After that you’re going to take your wet rag or sponge and wipe down the frame of your ebike. Make sure you get to the underside of the frame where dirt is most likely to gather. Here you’re going to make sure that you avoid wiping down the bottom bracket, the headset bearing and the seat post.
Once your ebike has been thoroughly cleaned you’re going to want to rinse off all the dirty soap and water. For this you can either take a garden hose, set on a light sprinkler setting, or a wet rag. Once the dirty, soapy residue has been cleaned from the ebike you can use your clean, dry rag to wipe the bike dry. When doing so, start at the top, paying good attention to the headset bearing and the seat post (it is almost inevitable that these may have gotten wet so making sure we dry them is a good practice). Do the rims last as these may still have some particles of dirt hanging out on them which your dry rag will get rid of.
Once you’ve wiped the bike dry you’re going to want to lube the chain to prevent it from rusting. To do this you’re going to want to take your chain and run it through a clean dry rag to wipe off any water that managed to get on it. Next take your chain lube and apply a slow but steady stream to the inside of the chain as you rotate the cranks until you’ve touched the whole chain.
Lastly you’re going to want to take out the battery and, using a fresh dry rag, wipe down the contacts on the battery and the frame, the space in which the battery sits, and the bottom of the battery which is in contact with the frame. These parts of your ebike should be relatively clean but it’s always good to give them a once over. It is important that you do not use any water on these parts of your ebike.
Now you’re all set to store your ebike, and it is all beautiful and clean for your next adventure!
A final Word on Ebike Cleaning
Now that we've covered all the aspects of how to clean an electric bike, it's up to you to use your best judgement when deciding how often and when you should clean your ebike. When you do clean your ebike you shouldn’t need to use a huge amount of elbow grease, if you do then you should consider cleaning your ebike more often, which will make the process easier and, therefore, quicker.
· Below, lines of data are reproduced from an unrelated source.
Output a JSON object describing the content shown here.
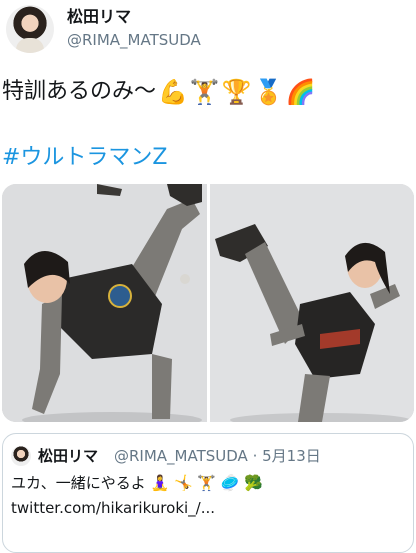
{
  "tweet": {
    "author": {
      "display_name": "松田リマ",
      "handle": "@RIMA_MATSUDA"
    },
    "text": "特訓あるのみ〜",
    "emojis": [
      "💪",
      "🏋️",
      "🏆",
      "🏅",
      "🌈"
    ],
    "hashtag": "#ウルトラマンZ",
    "media": [
      {
        "icon": "photo-kick-pose-icon"
      },
      {
        "icon": "photo-high-kick-icon"
      }
    ]
  },
  "quoted_tweet": {
    "author": {
      "display_name": "松田リマ",
      "handle": "@RIMA_MATSUDA",
      "date": "5月13日"
    },
    "text": "ユカ、一緒にやるよ",
    "emojis": [
      "🧘‍♀️",
      "🤸",
      "🏋️",
      "🥏",
      "🥦"
    ],
    "link": "twitter.com/hikarikuroki_/..."
  },
  "colors": {
    "link": "#1b95e0",
    "secondary_text": "#657786",
    "border": "#ccd6dd"
  }
}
As with anything the more you do it the better you become at it, the faster you can do it, and the more enjoyment you can get out of it. A good saying to live by is that “if you take care of your ebike your ebike will take care of you!”
If you want to learn more about how to clean an electric bike, feel free to contact us.
I have not taken my e bike to the beach yet and I am not sure what to do for cleaning afterwards. I was told using compressed air might help in the cleaning/drying process. Any thoughts?
Thanks for the tips on cleaning the ebikes.
Do you sell, or do you recommend a specific chain lube?
Love our bikes – Thanks again, and happy holidays.
We are traveling across the country in our 42 foot MH and have two bikes on the back of our car that we tow. We had the bikes covered for many months. However, the car’s lights in the back could not be seen, and it was a safety hazard. If we stop, turn, etc., you need to see the turn signals on the car and the MH. A cover blocked the lights. Now my bike has rusty brakes, and it’s not even a year old. I also have a few chips of the paint on the bike from putting it on and off the car rack ( Thule); however, I believe I can get paint in Pantone color to match at a hardware store? It’s the purple bike color 350. We now are in CA, so no rain, but we just came from WA and OR, and it was wet. Do you have any suggestions as we will still have the bikes on the back of the car. Thanks for the help, and if you could please provide me the paint color, please. I would appreciate it. Thanks and happy holidays! LOVE YOUR BIKES!
I have a question.
Can i use a “Dust Off”, the one you use for your computer in a pressured can on the brake plates/pads?